__Instructions for the task__. Copy every line that contains the string "JSON" from the entries below.

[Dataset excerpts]
----

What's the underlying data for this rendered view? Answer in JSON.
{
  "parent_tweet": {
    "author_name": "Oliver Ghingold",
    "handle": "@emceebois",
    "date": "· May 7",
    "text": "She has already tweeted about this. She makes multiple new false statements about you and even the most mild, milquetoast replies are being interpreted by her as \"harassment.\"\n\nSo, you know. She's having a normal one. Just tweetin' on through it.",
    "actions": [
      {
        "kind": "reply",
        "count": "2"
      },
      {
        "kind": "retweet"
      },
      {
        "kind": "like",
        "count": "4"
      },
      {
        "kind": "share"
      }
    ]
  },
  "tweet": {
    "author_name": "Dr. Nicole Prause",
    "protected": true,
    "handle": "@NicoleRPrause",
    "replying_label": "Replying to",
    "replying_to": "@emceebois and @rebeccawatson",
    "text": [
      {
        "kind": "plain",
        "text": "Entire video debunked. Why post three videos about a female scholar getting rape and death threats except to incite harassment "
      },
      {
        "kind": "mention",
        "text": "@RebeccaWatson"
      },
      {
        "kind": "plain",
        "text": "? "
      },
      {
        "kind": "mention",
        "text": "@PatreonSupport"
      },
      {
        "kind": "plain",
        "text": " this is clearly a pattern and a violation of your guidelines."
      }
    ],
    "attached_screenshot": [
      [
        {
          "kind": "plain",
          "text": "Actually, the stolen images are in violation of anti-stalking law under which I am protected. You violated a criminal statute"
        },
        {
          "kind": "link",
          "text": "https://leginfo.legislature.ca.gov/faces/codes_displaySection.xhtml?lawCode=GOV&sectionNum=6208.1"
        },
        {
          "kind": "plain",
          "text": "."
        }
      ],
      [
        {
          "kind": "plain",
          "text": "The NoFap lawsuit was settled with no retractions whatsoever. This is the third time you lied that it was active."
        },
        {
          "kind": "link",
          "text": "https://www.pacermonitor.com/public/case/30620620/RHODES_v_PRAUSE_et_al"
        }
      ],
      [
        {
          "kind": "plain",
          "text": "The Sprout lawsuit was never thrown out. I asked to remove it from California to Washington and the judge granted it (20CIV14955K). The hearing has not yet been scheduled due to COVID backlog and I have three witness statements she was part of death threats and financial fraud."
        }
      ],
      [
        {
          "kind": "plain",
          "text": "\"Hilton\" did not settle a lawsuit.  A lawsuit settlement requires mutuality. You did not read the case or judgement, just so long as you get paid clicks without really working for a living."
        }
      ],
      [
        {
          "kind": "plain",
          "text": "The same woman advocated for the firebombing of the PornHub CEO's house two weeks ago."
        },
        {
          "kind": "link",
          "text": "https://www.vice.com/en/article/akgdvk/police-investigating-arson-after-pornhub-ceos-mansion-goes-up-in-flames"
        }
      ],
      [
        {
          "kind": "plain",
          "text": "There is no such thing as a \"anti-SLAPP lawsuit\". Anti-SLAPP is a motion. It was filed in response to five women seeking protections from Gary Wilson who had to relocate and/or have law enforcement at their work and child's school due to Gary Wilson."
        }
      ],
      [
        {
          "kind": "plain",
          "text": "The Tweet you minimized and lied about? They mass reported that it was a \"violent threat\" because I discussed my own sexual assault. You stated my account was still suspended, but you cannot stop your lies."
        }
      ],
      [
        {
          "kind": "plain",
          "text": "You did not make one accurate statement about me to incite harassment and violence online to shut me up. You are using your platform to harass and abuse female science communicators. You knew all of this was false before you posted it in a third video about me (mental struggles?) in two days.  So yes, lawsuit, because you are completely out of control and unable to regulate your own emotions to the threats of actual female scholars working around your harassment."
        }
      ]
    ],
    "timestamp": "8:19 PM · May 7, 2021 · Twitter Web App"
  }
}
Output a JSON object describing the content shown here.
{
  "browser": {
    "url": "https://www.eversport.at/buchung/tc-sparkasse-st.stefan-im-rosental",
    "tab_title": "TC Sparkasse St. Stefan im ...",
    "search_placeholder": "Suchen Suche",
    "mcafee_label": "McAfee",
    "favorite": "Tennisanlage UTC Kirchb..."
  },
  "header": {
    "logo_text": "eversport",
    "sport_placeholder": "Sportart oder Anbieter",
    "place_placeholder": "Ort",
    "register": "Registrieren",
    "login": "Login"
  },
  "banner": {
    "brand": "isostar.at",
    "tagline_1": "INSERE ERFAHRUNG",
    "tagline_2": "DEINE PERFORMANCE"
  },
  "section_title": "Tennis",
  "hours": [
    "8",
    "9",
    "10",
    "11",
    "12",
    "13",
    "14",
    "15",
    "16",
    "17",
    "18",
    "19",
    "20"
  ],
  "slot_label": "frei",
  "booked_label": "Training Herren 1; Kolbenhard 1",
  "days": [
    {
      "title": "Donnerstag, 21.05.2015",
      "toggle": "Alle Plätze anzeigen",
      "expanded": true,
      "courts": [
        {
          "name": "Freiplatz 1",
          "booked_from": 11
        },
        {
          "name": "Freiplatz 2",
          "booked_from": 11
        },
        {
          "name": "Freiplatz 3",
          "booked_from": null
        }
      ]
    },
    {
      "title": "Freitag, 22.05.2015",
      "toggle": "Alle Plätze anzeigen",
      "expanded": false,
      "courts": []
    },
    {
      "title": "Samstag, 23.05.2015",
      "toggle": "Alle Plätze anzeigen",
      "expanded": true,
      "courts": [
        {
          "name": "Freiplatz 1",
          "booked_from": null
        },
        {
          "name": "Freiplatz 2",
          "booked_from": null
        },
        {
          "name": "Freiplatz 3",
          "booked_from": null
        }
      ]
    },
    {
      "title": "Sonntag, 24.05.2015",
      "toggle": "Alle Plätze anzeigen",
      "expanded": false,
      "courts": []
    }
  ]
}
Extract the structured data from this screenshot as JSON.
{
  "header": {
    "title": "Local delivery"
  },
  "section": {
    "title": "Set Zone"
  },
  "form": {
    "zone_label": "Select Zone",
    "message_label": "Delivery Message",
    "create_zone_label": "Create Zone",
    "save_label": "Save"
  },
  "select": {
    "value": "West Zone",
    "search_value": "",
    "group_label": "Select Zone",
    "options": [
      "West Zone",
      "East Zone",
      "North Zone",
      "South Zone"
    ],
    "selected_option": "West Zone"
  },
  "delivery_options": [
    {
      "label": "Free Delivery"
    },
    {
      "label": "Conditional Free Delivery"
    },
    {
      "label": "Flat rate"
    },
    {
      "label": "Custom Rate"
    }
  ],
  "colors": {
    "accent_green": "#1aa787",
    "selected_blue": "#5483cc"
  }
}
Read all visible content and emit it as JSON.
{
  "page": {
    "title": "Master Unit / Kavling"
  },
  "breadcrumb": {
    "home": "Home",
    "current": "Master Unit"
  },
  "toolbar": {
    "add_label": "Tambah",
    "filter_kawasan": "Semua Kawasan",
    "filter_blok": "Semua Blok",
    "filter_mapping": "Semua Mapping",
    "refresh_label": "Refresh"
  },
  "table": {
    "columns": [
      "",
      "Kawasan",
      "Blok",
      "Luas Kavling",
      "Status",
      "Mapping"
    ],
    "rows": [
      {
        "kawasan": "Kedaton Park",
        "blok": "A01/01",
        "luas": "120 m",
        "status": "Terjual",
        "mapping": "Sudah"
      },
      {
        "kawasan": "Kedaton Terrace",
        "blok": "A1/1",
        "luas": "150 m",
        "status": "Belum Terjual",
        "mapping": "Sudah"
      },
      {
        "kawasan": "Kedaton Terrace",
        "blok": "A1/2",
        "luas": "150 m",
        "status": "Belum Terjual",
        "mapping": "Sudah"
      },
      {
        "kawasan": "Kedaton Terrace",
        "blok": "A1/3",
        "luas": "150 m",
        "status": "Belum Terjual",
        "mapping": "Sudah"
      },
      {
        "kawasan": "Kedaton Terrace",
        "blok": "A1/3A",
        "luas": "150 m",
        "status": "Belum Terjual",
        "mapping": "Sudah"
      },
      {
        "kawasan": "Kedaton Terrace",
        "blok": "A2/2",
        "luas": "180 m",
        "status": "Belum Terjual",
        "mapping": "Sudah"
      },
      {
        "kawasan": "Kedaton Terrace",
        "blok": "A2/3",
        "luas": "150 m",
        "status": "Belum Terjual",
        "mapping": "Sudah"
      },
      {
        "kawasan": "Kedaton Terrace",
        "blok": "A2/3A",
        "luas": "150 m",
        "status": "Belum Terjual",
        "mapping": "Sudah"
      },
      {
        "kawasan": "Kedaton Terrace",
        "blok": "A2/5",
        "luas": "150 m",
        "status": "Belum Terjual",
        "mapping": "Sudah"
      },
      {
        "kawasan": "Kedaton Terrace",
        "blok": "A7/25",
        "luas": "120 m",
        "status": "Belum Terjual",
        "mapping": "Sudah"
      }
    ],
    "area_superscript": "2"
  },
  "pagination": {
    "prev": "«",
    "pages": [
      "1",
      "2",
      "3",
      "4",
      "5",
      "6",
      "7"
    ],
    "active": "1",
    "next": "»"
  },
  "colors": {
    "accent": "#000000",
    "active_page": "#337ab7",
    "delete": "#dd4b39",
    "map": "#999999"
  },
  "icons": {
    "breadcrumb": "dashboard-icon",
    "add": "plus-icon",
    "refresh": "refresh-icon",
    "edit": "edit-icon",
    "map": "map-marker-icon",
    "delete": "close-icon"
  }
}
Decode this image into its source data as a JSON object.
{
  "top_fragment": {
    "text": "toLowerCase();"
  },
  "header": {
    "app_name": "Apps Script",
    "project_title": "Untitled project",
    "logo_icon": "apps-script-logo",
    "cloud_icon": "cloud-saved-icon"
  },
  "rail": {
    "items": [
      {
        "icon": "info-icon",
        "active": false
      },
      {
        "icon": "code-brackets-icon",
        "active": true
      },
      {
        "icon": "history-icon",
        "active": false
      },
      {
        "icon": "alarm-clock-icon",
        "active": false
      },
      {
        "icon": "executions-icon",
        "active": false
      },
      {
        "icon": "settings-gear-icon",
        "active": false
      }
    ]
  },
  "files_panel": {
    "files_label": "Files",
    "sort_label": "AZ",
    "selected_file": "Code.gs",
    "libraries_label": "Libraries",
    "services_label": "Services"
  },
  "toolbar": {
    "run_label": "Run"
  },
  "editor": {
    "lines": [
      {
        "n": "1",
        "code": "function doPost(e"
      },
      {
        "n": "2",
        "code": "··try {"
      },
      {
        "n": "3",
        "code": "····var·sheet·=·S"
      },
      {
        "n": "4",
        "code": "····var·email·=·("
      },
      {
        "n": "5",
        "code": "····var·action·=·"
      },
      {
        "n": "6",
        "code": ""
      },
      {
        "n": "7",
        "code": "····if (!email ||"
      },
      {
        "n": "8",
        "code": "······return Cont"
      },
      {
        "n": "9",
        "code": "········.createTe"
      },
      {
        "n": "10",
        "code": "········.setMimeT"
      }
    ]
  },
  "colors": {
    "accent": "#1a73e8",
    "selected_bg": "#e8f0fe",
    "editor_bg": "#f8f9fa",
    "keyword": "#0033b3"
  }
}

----

__Expected answer__.
What's the underlying data for this rendered view? Answer in JSON.
Output a JSON object describing the content shown here.
Extract the structured data from this screenshot as JSON.
Read all visible content and emit it as JSON.
Decode this image into its source data as a JSON object.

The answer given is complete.